The percentage of person-days on which persons with some work during the reference week (according to the current weekly status) were without work (unemployed+not in the labour force) was about 7 for rural males, 21 per rural females, 3 for urban males and 12 for urban females.
Labour Force Participation Rate (LFPR) is obtained by dividing the number of persons in the labour force by total population
Usual Principal Status: The labour force is typically measured through the usual principal activity status (UPS) which reflects the status of an individual over a reference period of one year. Thus, a person is classified as belonging to labour force, if s/he had been either working or looking for work during longer part of the 365 days preceding the survey. The UPS measure excludes from the labour force all those who are employed and/or unemployed for a total of less than six months. Thus persons who work intermittently, either because of the pattern of work in the household farm or enterprise or due to economic compulsions and other reasons, would not be included in the labour force unless their days at work and unemployment totalled over half the reference year.
Usual Principal and Subsidiary Status: The Usual Principal and Subsidiary Status (UPSS) concept was introduced to widen the UPS concept to include even those who were outside the labour force on the basis of the majority time criterion but had been employed during some part of the year on a usual basis. In the NSS 61st Round Survey, all those who were either un-employed or out of labour force but had worked for at least 30 days over the reference year were treated as subsidiary status workers. UPSS is thus a hybrid concept incorporating both the major time criterion and priority to work status.
The UPSS measure was used on the ground that it was stable and inclusive: it related to a picture emerging from a long reference period, and even persons working for 30 days or more, but not working for the major part of the year, were included.

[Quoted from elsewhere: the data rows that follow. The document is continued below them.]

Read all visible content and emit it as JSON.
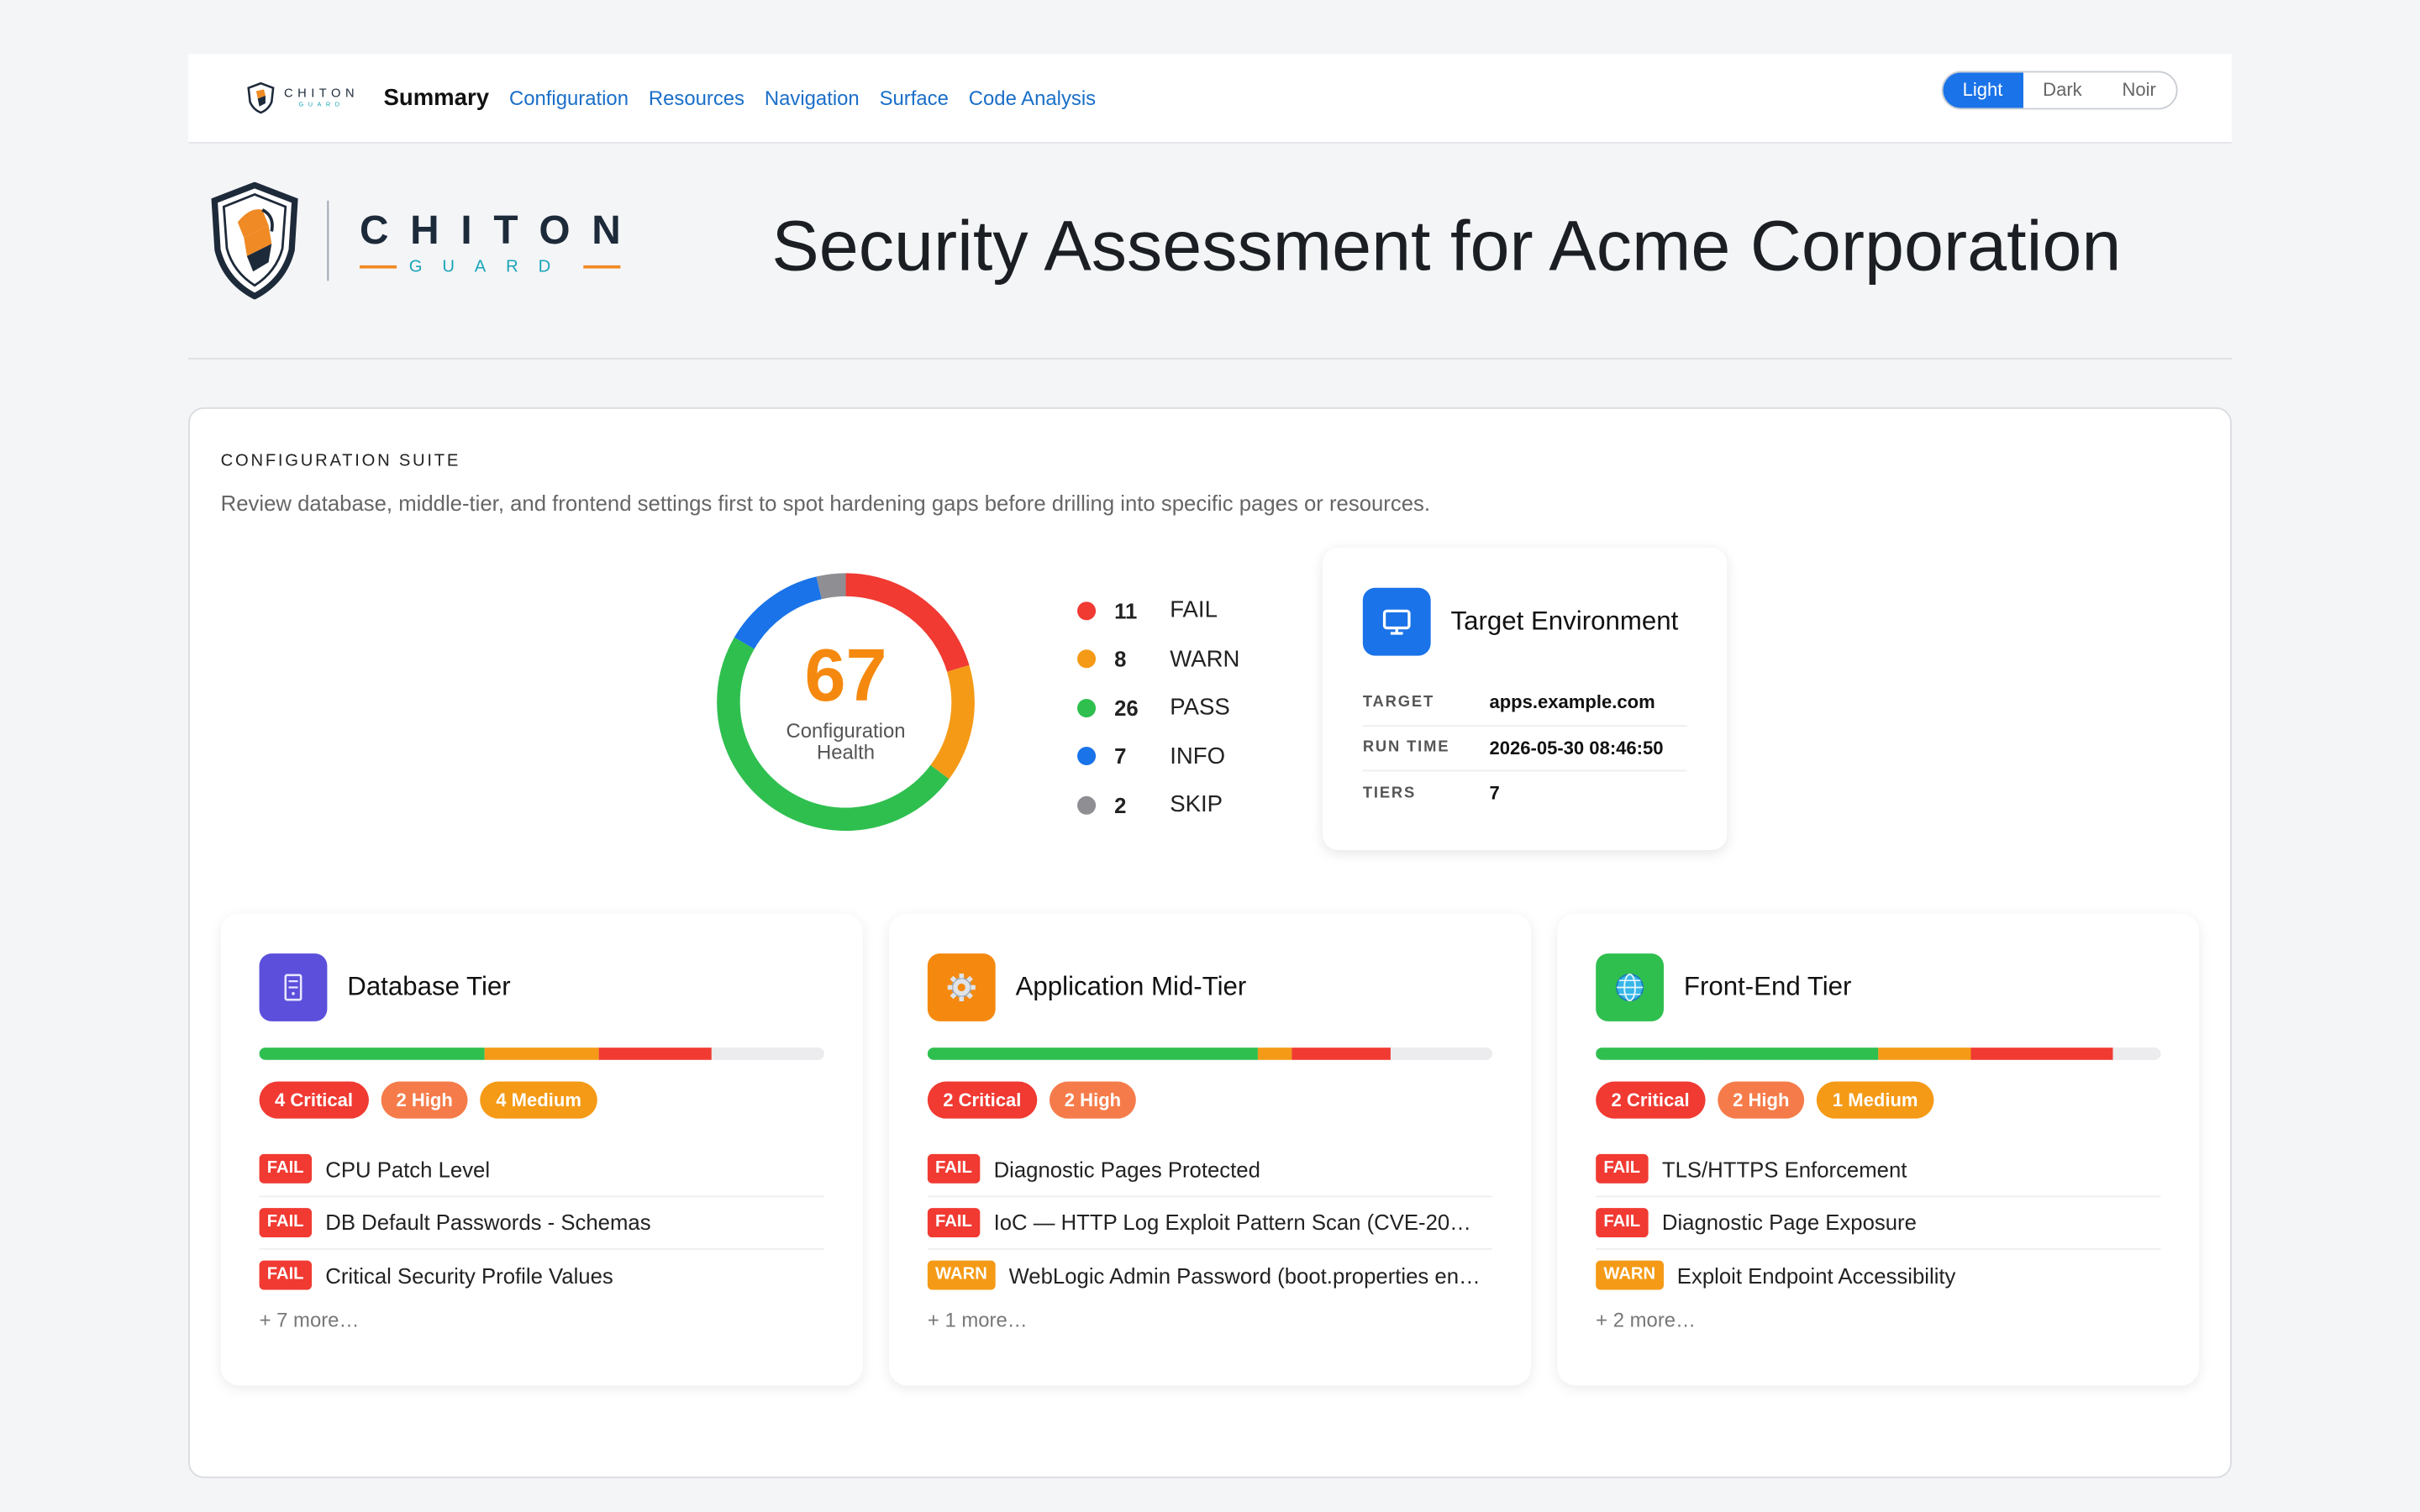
{
  "nav": {
    "logo_text": "CHITON",
    "logo_sub": "GUARD",
    "summary": "Summary",
    "links": [
      "Configuration",
      "Resources",
      "Navigation",
      "Surface",
      "Code Analysis"
    ],
    "themes": [
      "Light",
      "Dark",
      "Noir"
    ],
    "active_theme": "Light"
  },
  "hero": {
    "brand_main": "CHITON",
    "brand_sub": "GUARD",
    "title": "Security Assessment for Acme Corporation"
  },
  "suite": {
    "kicker": "CONFIGURATION SUITE",
    "description": "Review database, middle-tier, and frontend settings first to spot hardening gaps before drilling into specific pages or resources.",
    "score": "67",
    "score_label": "Configuration Health",
    "legend": [
      {
        "count": "11",
        "name": "FAIL",
        "color": "#f03a32"
      },
      {
        "count": "8",
        "name": "WARN",
        "color": "#f59a16"
      },
      {
        "count": "26",
        "name": "PASS",
        "color": "#2fbf4f"
      },
      {
        "count": "7",
        "name": "INFO",
        "color": "#1a73e8"
      },
      {
        "count": "2",
        "name": "SKIP",
        "color": "#8e8e93"
      }
    ]
  },
  "environment": {
    "title": "Target Environment",
    "rows": [
      {
        "key": "TARGET",
        "value": "apps.example.com"
      },
      {
        "key": "RUN TIME",
        "value": "2026-05-30 08:46:50"
      },
      {
        "key": "TIERS",
        "value": "7"
      }
    ]
  },
  "tiers": [
    {
      "title": "Database Tier",
      "icon": "server-icon",
      "icon_color": "#5b4fdb",
      "bar": {
        "pass": 0.4,
        "warn": 0.2,
        "fail": 0.2
      },
      "badges": [
        {
          "label": "4 Critical",
          "kind": "crit"
        },
        {
          "label": "2 High",
          "kind": "high"
        },
        {
          "label": "4 Medium",
          "kind": "med"
        }
      ],
      "findings": [
        {
          "tag": "FAIL",
          "text": "CPU Patch Level"
        },
        {
          "tag": "FAIL",
          "text": "DB Default Passwords - Schemas"
        },
        {
          "tag": "FAIL",
          "text": "Critical Security Profile Values"
        }
      ],
      "more": "+ 7 more…"
    },
    {
      "title": "Application Mid-Tier",
      "icon": "gear-icon",
      "icon_color": "#f5890f",
      "bar": {
        "pass": 0.585,
        "warn": 0.06,
        "fail": 0.175
      },
      "badges": [
        {
          "label": "2 Critical",
          "kind": "crit"
        },
        {
          "label": "2 High",
          "kind": "high"
        }
      ],
      "findings": [
        {
          "tag": "FAIL",
          "text": "Diagnostic Pages Protected"
        },
        {
          "tag": "FAIL",
          "text": "IoC — HTTP Log Exploit Pattern Scan (CVE-20…"
        },
        {
          "tag": "WARN",
          "text": "WebLogic Admin Password (boot.properties en…"
        }
      ],
      "more": "+ 1 more…"
    },
    {
      "title": "Front-End Tier",
      "icon": "globe-icon",
      "icon_color": "#2fbf4f",
      "bar": {
        "pass": 0.5,
        "warn": 0.165,
        "fail": 0.25
      },
      "badges": [
        {
          "label": "2 Critical",
          "kind": "crit"
        },
        {
          "label": "2 High",
          "kind": "high"
        },
        {
          "label": "1 Medium",
          "kind": "med"
        }
      ],
      "findings": [
        {
          "tag": "FAIL",
          "text": "TLS/HTTPS Enforcement"
        },
        {
          "tag": "FAIL",
          "text": "Diagnostic Page Exposure"
        },
        {
          "tag": "WARN",
          "text": "Exploit Endpoint Accessibility"
        }
      ],
      "more": "+ 2 more…"
    }
  ],
  "donut_segments": [
    {
      "name": "FAIL",
      "value": 11,
      "color": "#f03a32"
    },
    {
      "name": "WARN",
      "value": 8,
      "color": "#f59a16"
    },
    {
      "name": "PASS",
      "value": 26,
      "color": "#2fbf4f"
    },
    {
      "name": "INFO",
      "value": 7,
      "color": "#1a73e8"
    },
    {
      "name": "SKIP",
      "value": 2,
      "color": "#8e8e93"
    }
  ]
}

However, those outside the UPS labour force, seeking or available for work for more than 30 days during the preceding 365 days, were not included in the UPSS labour force.
Current Weekly Status: The concept of Current Weekly Status (CWS) has been in use in the labour force surveys in India even before 1970, when the recommendations of the Dantwala Committee became available. It was primarily because the agencies like International Labour Organization (ILO) use estimates of employment and unemployment rates based on weekly reference period for international comparisons. Under CWS, a person is classified to be in labour force, if s/he has either worked or is seeking and/ or available for work at least one hour during the reference period of one week preceding the date of survey. The CWS participation rates also relate to persons and hence may be roughly compared with those obtained by using UPS and UPSS measurements. However, the reference periods are different and UPS, unlike UPSS and CWS, is based on majority time and does not accord priority to work and unemployment.
Current Daily Status: The Dantwala Committee proposed the use of Current Daily Status (CDS) rates for studying intensity of work. These are computed on the basis of the information on employment and unemployment recorded for the 14 half days of the reference week. The employment statuses during the seven days are recorded in terms of half or full intensities. An hour or more but less than four hours is taken as half intensity and four hours or more is taken as full intensity. An advantage of this approach was that it was based on more complete information; it embodied the time utilisation, and did not accord priority to labour force over outside the labour force or work over unemployment, except in marginal cases. A disadvantage was that it related to person-days, not persons.